During the virtual session, Susan explained that while it is important to have a vision for yourself and what you want to do, you also need to use your peripheral vision. She described this as being able to jump into opportunities that weren’t necessarily part of your original vision. To further this idea Susan presented the audience with three words to keep in mind – Love, Hate, and Tolerate. For her, this means that even if you have no idea what you want to do, it is important to understand what you love and hate and to use that knowledge to guide you in navigating your path. She also mentioned that it is important to understand what you will tolerate, because in order to find a career path that you love, you may need to tolerate some things along the way. Susan attributed this mindset to helping her discover her love of marketing and understanding the psychology of consumer behavior, as well as her interest in consumer packaged goods.

Susan’s career path started with an entry level sales position. Immediately, she knew this was not something she wanted to do, but she would tolerate it and use it as a steppingstone to further herself in her career. In her words, the real work experience this position showed her was invaluable—some of the sales techniques she learned have carried throughout her entire career. She also expressed that sometimes positions are open because they are positions that others don’t want to fill. Susan took the hard job that others passed up. She described this as having to “step down to step up.” She took the opportunity no one wanted and made it work for her.

Throughout her career, Susan maintained her vision while ebbing and flowing with the obstacles and opportunities that came her way—and it paid off. While she was working as the VP of Beauty, Susan was called into a meeting with her HR department. There, she was offered the General Manager position of Neutrogena in Los Angeles. While she was very excited about this new possibility, she also shared that she felt overwhelmed by the request to give a same day decision. Despite the initial apprehension, Susan accepted the General Manager position and to this day says it was the best job she ever had, and that it allowed her to grow both professionally and personally.

Susan also acknowledged the impact that earning her MBA at Loyola had on her career, specifically citing a class that she referred to as “life changing.” She recalled that “When I came to Loyola, I was focused on the end result…and then I had a class that I will say, just kind of stopped me.” According to Susan, the class, Seminars in Management, taught by Professor Tony Mento, helped her learn so much about herself and was “by far, the best class I’ve ever taken in undergrad, and in graduate school combined.” Susan also credits her Loyola MBA as being a critical factor in her move to Johnson & Johnson Consumer—she believes that without it, she never would have gotten the interview.

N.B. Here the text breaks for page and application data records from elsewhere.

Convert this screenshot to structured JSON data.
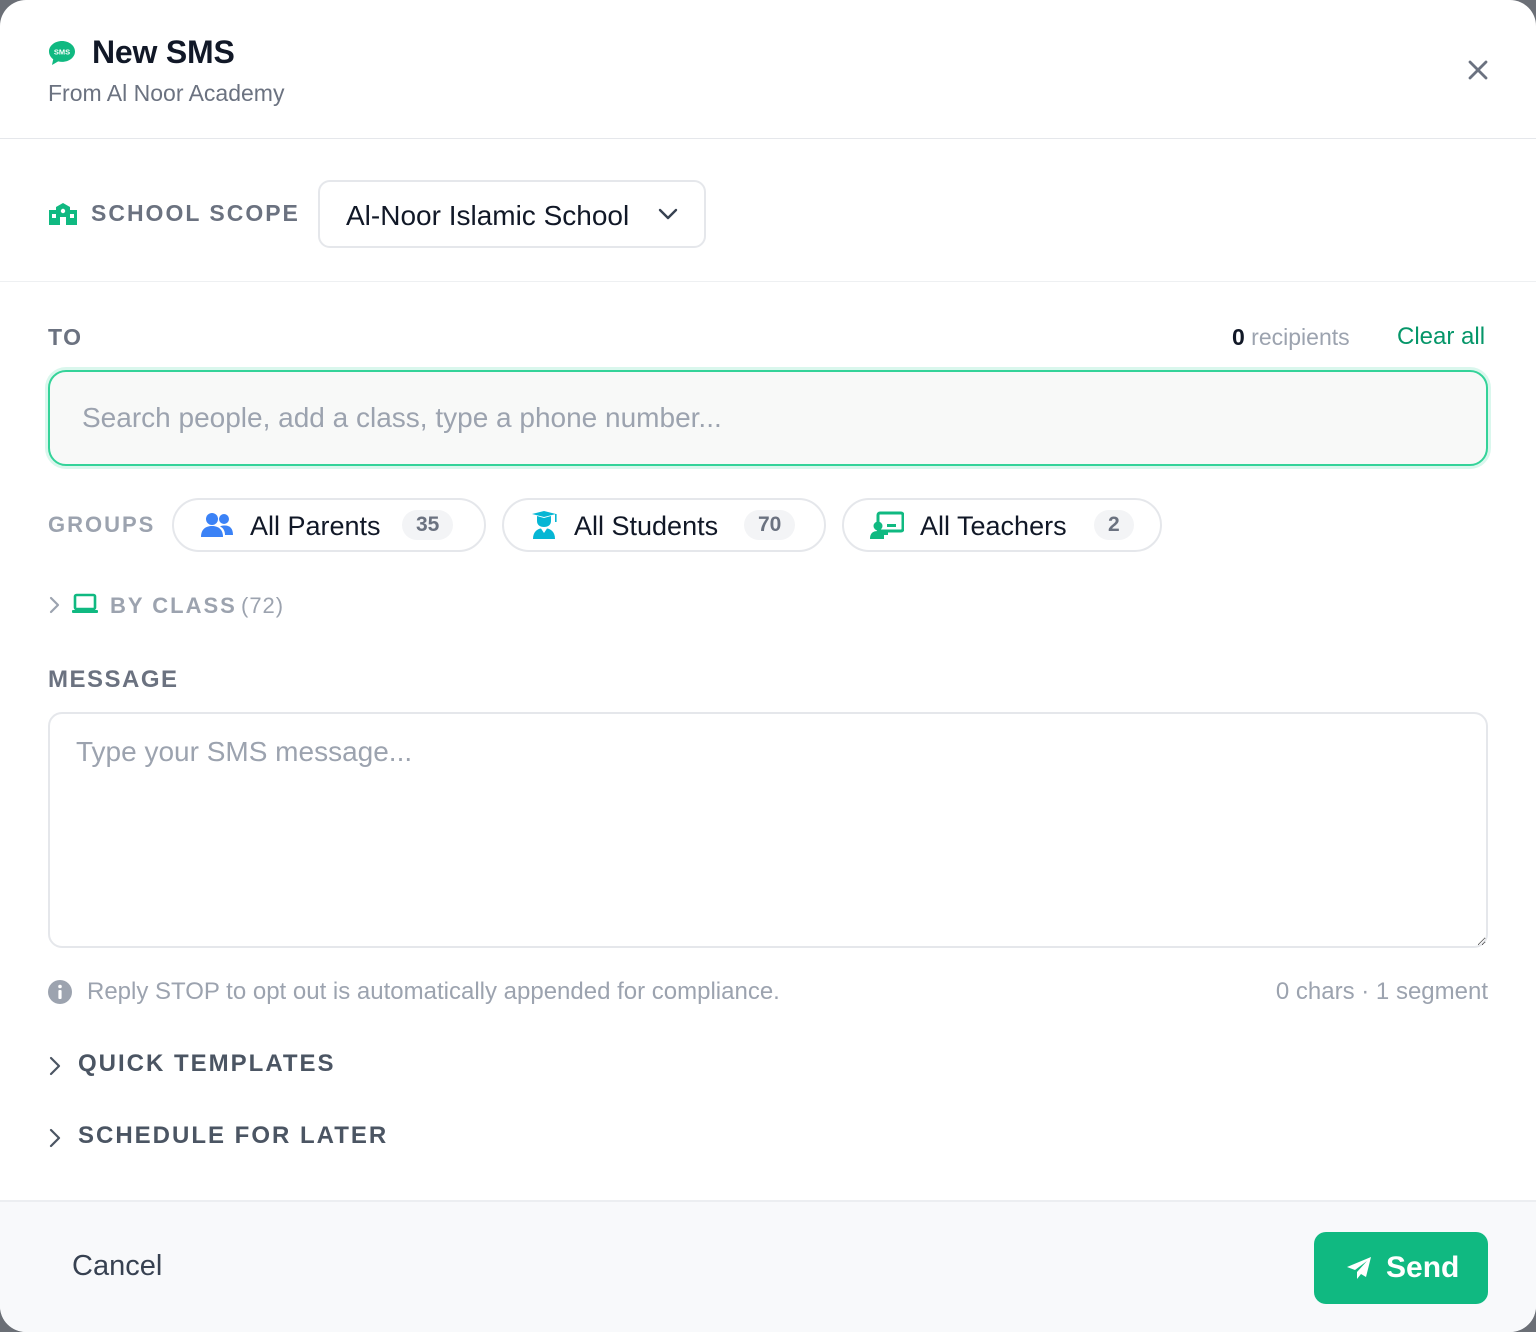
{
  "header": {
    "title": "New SMS",
    "subtitle": "From Al Noor Academy",
    "sms_icon_text": "SMS",
    "brand_color": "#10b981"
  },
  "scope": {
    "label": "SCHOOL SCOPE",
    "selected_school": "Al-Noor Islamic School"
  },
  "to": {
    "label": "TO",
    "recipient_count": "0",
    "recipient_suffix": " recipients",
    "clear_all_label": "Clear all",
    "search_placeholder": "Search people, add a class, type a phone number..."
  },
  "groups": {
    "label": "GROUPS",
    "items": [
      {
        "label": "All Parents",
        "count": "35",
        "icon": "users-icon",
        "color": "#3b82f6"
      },
      {
        "label": "All Students",
        "count": "70",
        "icon": "graduate-icon",
        "color": "#06b6d4"
      },
      {
        "label": "All Teachers",
        "count": "2",
        "icon": "teacher-icon",
        "color": "#10b981"
      }
    ]
  },
  "by_class": {
    "label": "BY CLASS",
    "count": "(72)"
  },
  "message": {
    "label": "MESSAGE",
    "placeholder": "Type your SMS message...",
    "notice": "Reply STOP to opt out is automatically appended for compliance.",
    "char_info": "0 chars · 1 segment"
  },
  "sections": {
    "quick_templates": "QUICK TEMPLATES",
    "schedule_later": "SCHEDULE FOR LATER"
  },
  "footer": {
    "cancel_label": "Cancel",
    "send_label": "Send"
  }
}
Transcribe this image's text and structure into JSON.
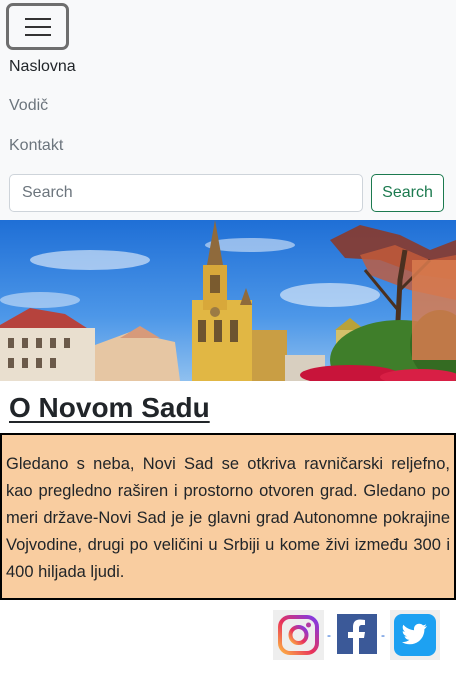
{
  "nav": {
    "items": [
      {
        "label": "Naslovna",
        "active": true
      },
      {
        "label": "Vodič",
        "active": false
      },
      {
        "label": "Kontakt",
        "active": false
      }
    ],
    "search": {
      "placeholder": "Search",
      "button_label": "Search"
    }
  },
  "hero": {
    "image": "novi-sad-cathedral-photo"
  },
  "main": {
    "heading": "O Novom Sadu",
    "paragraph": "Gledano s neba, Novi Sad se otkriva ravničarski reljefno, kao pregledno raširen i prostorno otvoren grad. Gledano po meri države-Novi Sad je je glavni grad Autonomne pokrajine Vojvodine, drugi po veličini u Srbiji u kome živi između 300 i 400 hiljada ljudi."
  },
  "social": {
    "icons": [
      "instagram-icon",
      "facebook-icon",
      "twitter-icon"
    ],
    "separator": "-"
  },
  "colors": {
    "navbar_bg": "#f8f9fa",
    "text_box_bg": "#f9cda0",
    "search_button": "#1c7a4f",
    "facebook": "#3b5998",
    "twitter": "#1da1f2"
  }
}
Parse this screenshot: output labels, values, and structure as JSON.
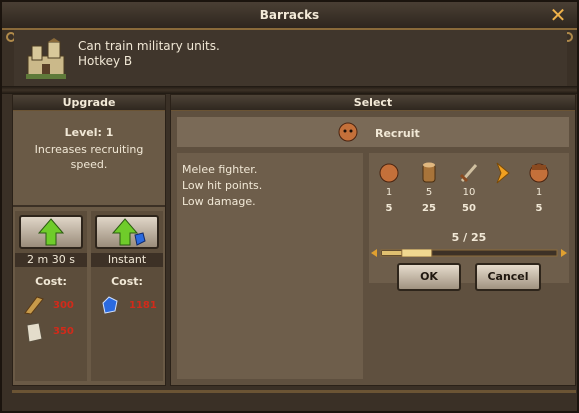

The Sellinger School is proud to celebrate Susan Bloomfield as a true example of the Sellinger Difference.  For more tips from Susan, visit our Instagram Stories—@loyolasellinger!

A recording of this event is available to the Loyola community through the Loyola library archives.

The next event in this series will be on April 13, at 6:30 PM ET, with Kathi Hyle ‘80 former COO of Constellation Energy and current chair of Bunge’s board of directors.